I’ve run out of steam to tell this story. I just need my Normal Rockwell winter. Candles burning on the mantle. Red noses from sledding and skiing outside. Sitting by the fire drinking hot cocoa after a day outside. Warm stew shared with friends on a winter’s night. Seeing snowflakes swirling in the outdoor lights.
With Christmas decorations tucked away, I was well on my way to creating a more simply decorated living space for the rest of the winter. My idyllic winter visions are marred by these winter adventures. The couch is shoved against the island in the kitchen. The rug and foam pad are rolled up and in the middle of the dining room. There’s still no heat upstairs; during the week we aren’t home long enough to turn the water back on to the heating system to see if the leak originates from burst pipes. Today it’s supposed to get above freezing, so if it freezes again tonight and the ceiling leaks, we’ll lean toward an ice dam causing the yellow watermarks.
Yet through all of this, we are making wonderful memories for our children. From the couch in the kitchen, Liam looked in awe at the expanse of bare hardwood floor in the living room. “Mom, this is so cool! Can we leave it this way for a while?”
Knock yourself out, Liam.

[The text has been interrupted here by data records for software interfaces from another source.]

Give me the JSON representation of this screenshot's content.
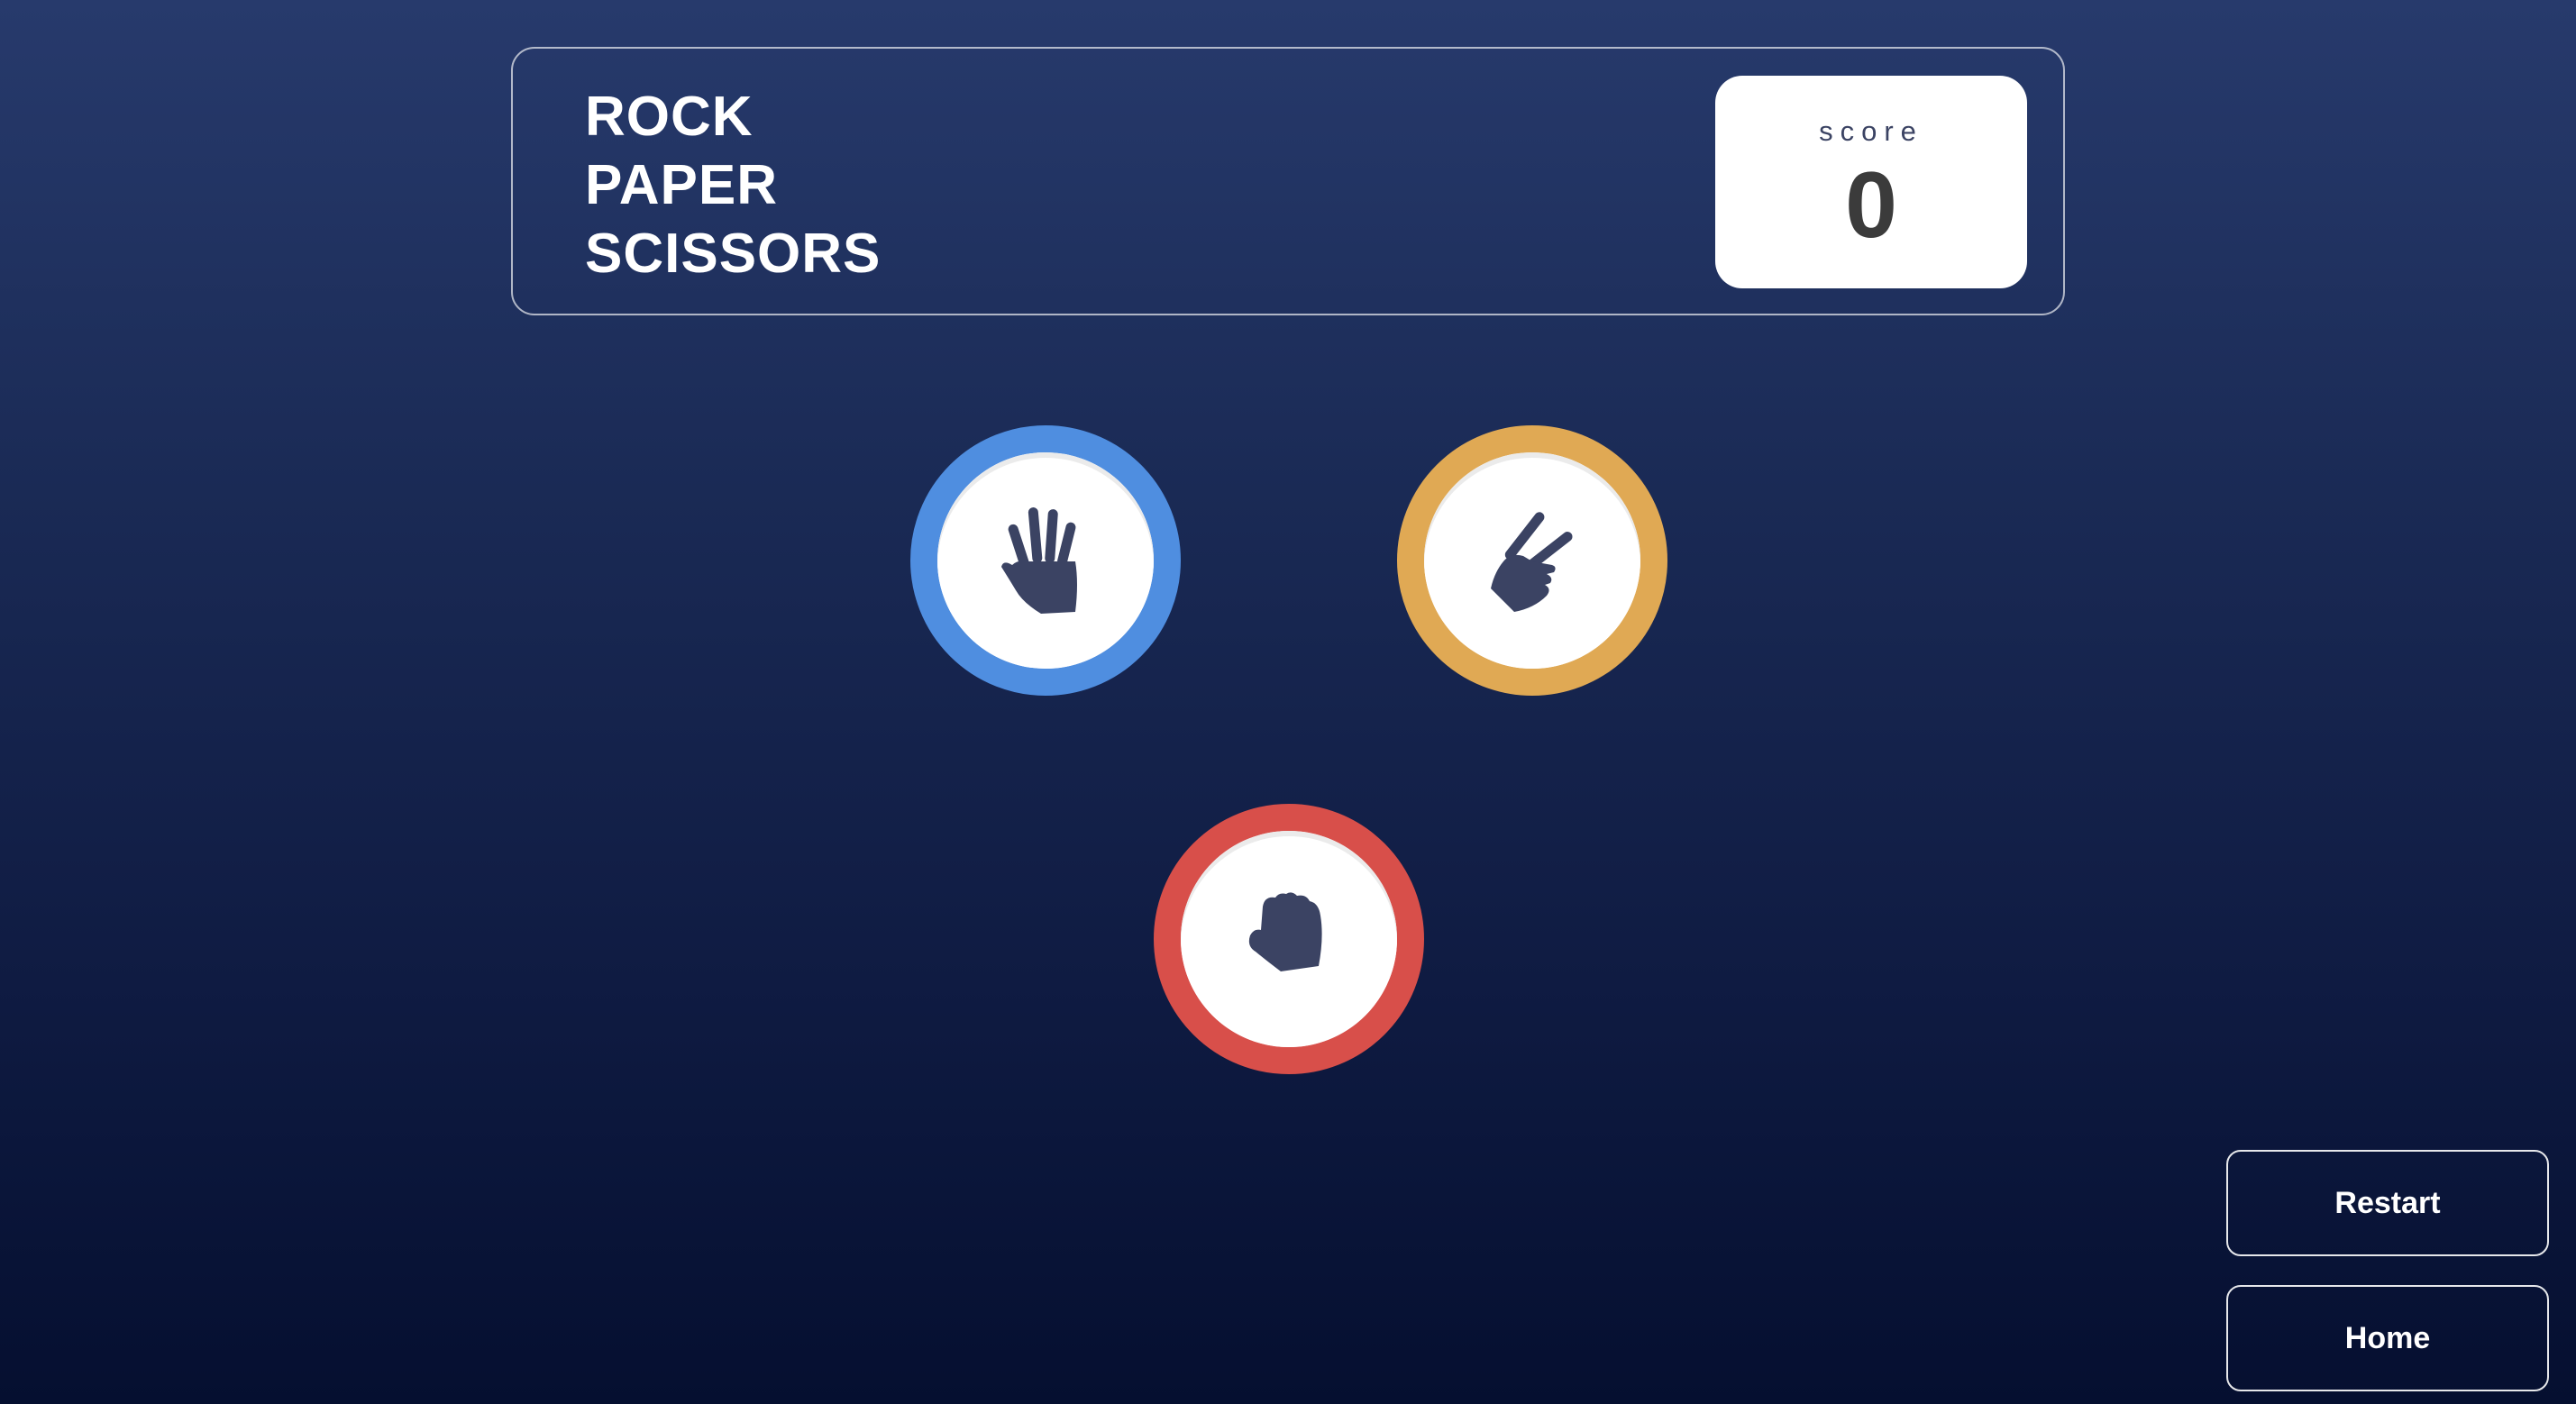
{
  "header": {
    "title_lines": [
      "ROCK",
      "PAPER",
      "SCISSORS"
    ],
    "score_label": "score",
    "score_value": "0"
  },
  "tokens": [
    {
      "name": "paper",
      "icon": "paper-hand-icon",
      "color": "#4f8ee0"
    },
    {
      "name": "scissors",
      "icon": "scissors-hand-icon",
      "color": "#e0a954"
    },
    {
      "name": "rock",
      "icon": "rock-fist-icon",
      "color": "#d84f4a"
    }
  ],
  "buttons": {
    "restart_label": "Restart",
    "home_label": "Home"
  },
  "colors": {
    "icon_fill": "#3b4363",
    "score_text": "#3b3b3b"
  }
}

The date that the rug returns to the living room is not in the immediately foreseeable future.
Happy Wintry Hump Day!